With all of the magic stem cell clinics popping up willing to hook you up to an IV or give you a blind injection of dead amniotic or cord “stem cells,” it’s sometimes hard for patients to understand just how different what we do every day at Regenexx is when compared to these clinics. Given that we teach physicians from all over the world how to perform precise orthopedic injection procedures, we often get films like the one above sent by our former fellows. This one was sent by now attending physician, Chris Williams, MD. This hip labrum stem cell procedure exemplifies the best of what we do at Regenexx and the intense training and skill that it requires to master these procedures. Let me explain.

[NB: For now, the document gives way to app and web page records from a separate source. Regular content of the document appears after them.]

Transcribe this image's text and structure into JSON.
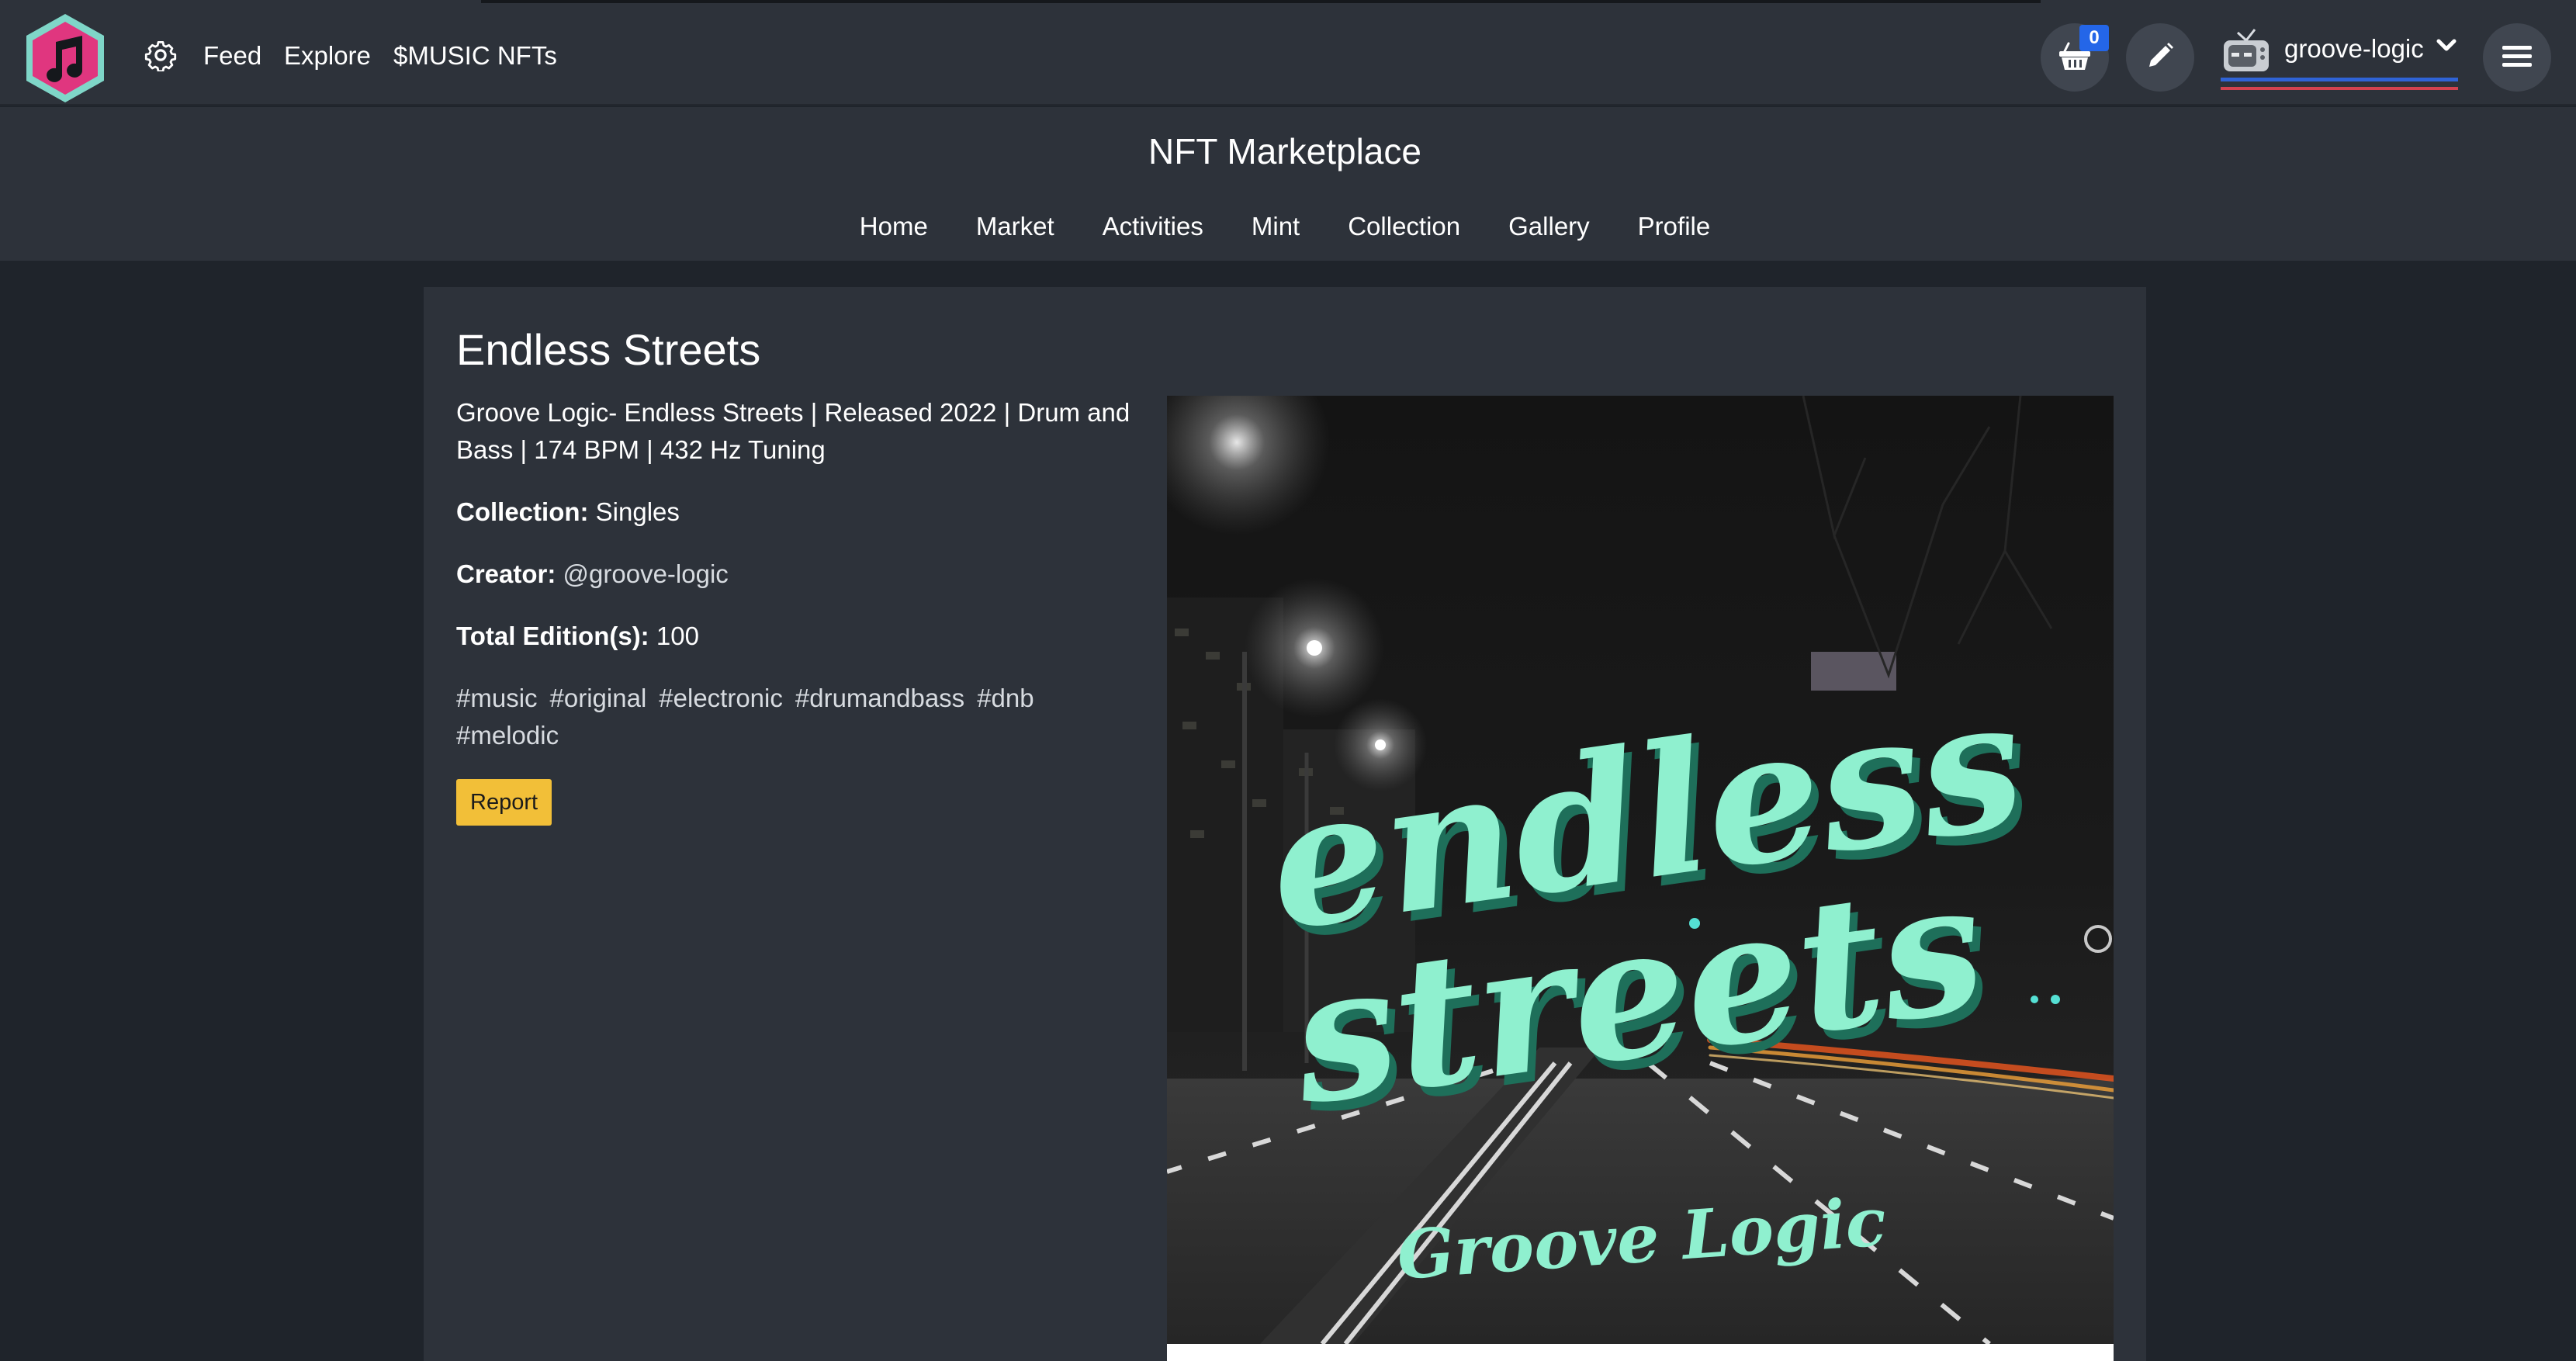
{
  "topbar": {
    "links": [
      "Feed",
      "Explore",
      "$MUSIC NFTs"
    ],
    "cart_count": "0",
    "username": "groove-logic"
  },
  "market": {
    "title": "NFT Marketplace",
    "nav": [
      "Home",
      "Market",
      "Activities",
      "Mint",
      "Collection",
      "Gallery",
      "Profile"
    ]
  },
  "nft": {
    "title": "Endless Streets",
    "description": "Groove Logic- Endless Streets | Released 2022 | Drum and Bass | 174 BPM | 432 Hz Tuning",
    "collection_label": "Collection:",
    "collection_value": "Singles",
    "creator_label": "Creator:",
    "creator_value": "@groove-logic",
    "editions_label": "Total Edition(s):",
    "editions_value": "100",
    "tags": [
      "#music",
      "#original",
      "#electronic",
      "#drumandbass",
      "#dnb",
      "#melodic"
    ],
    "report_label": "Report",
    "art_title_1": "endless",
    "art_title_2": "streets",
    "art_artist": "Groove Logic"
  },
  "colors": {
    "page_bg": "#1f242b",
    "panel_bg": "#2d323a",
    "accent_yellow": "#f2bf38",
    "badge_blue": "#2466e8",
    "logo_pink": "#e0367f",
    "logo_teal": "#7fd6c8",
    "art_mint": "#8ff0cf"
  },
  "icons": {
    "logo": "music-note-hexagon-icon",
    "settings": "gear-icon",
    "cart": "basket-icon",
    "edit": "pencil-icon",
    "avatar": "tv-avatar-icon",
    "dropdown": "chevron-down-icon",
    "menu": "hamburger-icon"
  }
}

Think of the hip labrum as a gasket that goes around the rim of the socket where the hip bone attaches. Its job is to help hip stability, and we’ve seen an entire surgical industry grow up around tears in this structure. While we have little hard evidence that these surgeries help, they now represent a multibillion-dollar industry. However, what if you didn’t need the invasive surgery? What if platelets or stem cells that could help ramp up healing could be delivered precisely to the spot via a guided injection? What if there was such a thing as a hip labrum stem cell injection? There is…
It’s sometime hard for patients to understand just how complex and training intensive it is to place high-dose platelets or stem cells into a specific spot in the body. Basically, most of what your family doctor, a physician extender at a chiropractic office, or an orthopedic surgeon knows how to do are simple injections either blind or with ultrasound. Those are quite different from the interventional-orthopedic procedures we’re talking about here. To lean more, watch the video below:
Ninety-nine percent of all the injections that you could get in your hip tomorrow aren’t specifically targeting tears in your hip labrum. In fact, 99% of the physicians wouldn’t have any idea how this is done. Why? Because precise, hip labrum stem cell injection procedures aren’t taught in medical school or any residency program as of 2017. In fact, the only structured coursework I know of right now is either through the Interventional Orthopedics Foundation (IOF) or one of a handful of interventional-orthopedic fellowship programs, including ours. With that in mind, let’s take a look at Dr. Williams’s injection above. To learn more about our fellowship programs, see the video below:
To help everyone understand where a hip labrum tear is located, radiologists have created a few naming systems. The simplest one uses a clock face, which I have drawn on top of the hip fluoroscopy image above (on the left in yellow). In this case, the patient’s labral tear was at the eight o’clock position. While it would seem that it would be a simple matter to inject this spot without guidance, your chances of hitting it that way would be about 1 in 100 or less. Even with ultrasound imaging, it’s not easy to hit. The problem with ultrasound is that while it’s good at showing you a cross section of the area, the labrum in this spot is buried some 3–10 or more inches deep (depending on the patient). Hence, using real-time X-ray imaging plus ultrasound is the easiest way to ensure that the stem cells find the exact spot of the tear. That’s exactly what Dr. Williams has done here. The dark stuff at where the hours hand points to eight is the contrast that was followed by the stem cells. The image on the right was to double confirm the placement.
How many physicians are there right now who could use ultrasound and fluoroscopy to get to this tear and have done it enough times to say they’re competent and know anything about platelets or stem cells? Fewer than 50–100, and most of the those are either current or future Regenexx providers. So when Dr. Williams sent me the above hip labrum tear stem cell injection picture, it’s actually a bigger deal than it appears.
The upshot? Do you need labral tear surgery? Likely not. If the goal is to heal the tear, for most patients, that can be accomplished by ramping up local healing through an injection of high-dose platelets or stem cells. The problem is, of course, getting those things to the right spot without invasive surgery, which is where the real magic happens.
About the Author
Christopher J. Centeno, M.D. is an international expert and specialist in regenerative medicine and the clinical use of mesenchymal stem cells in orthopedics. He is board certified in physical medicine as well as rehabilitation and in pain management through The American Board of Physical Medicine and Rehabilitation.…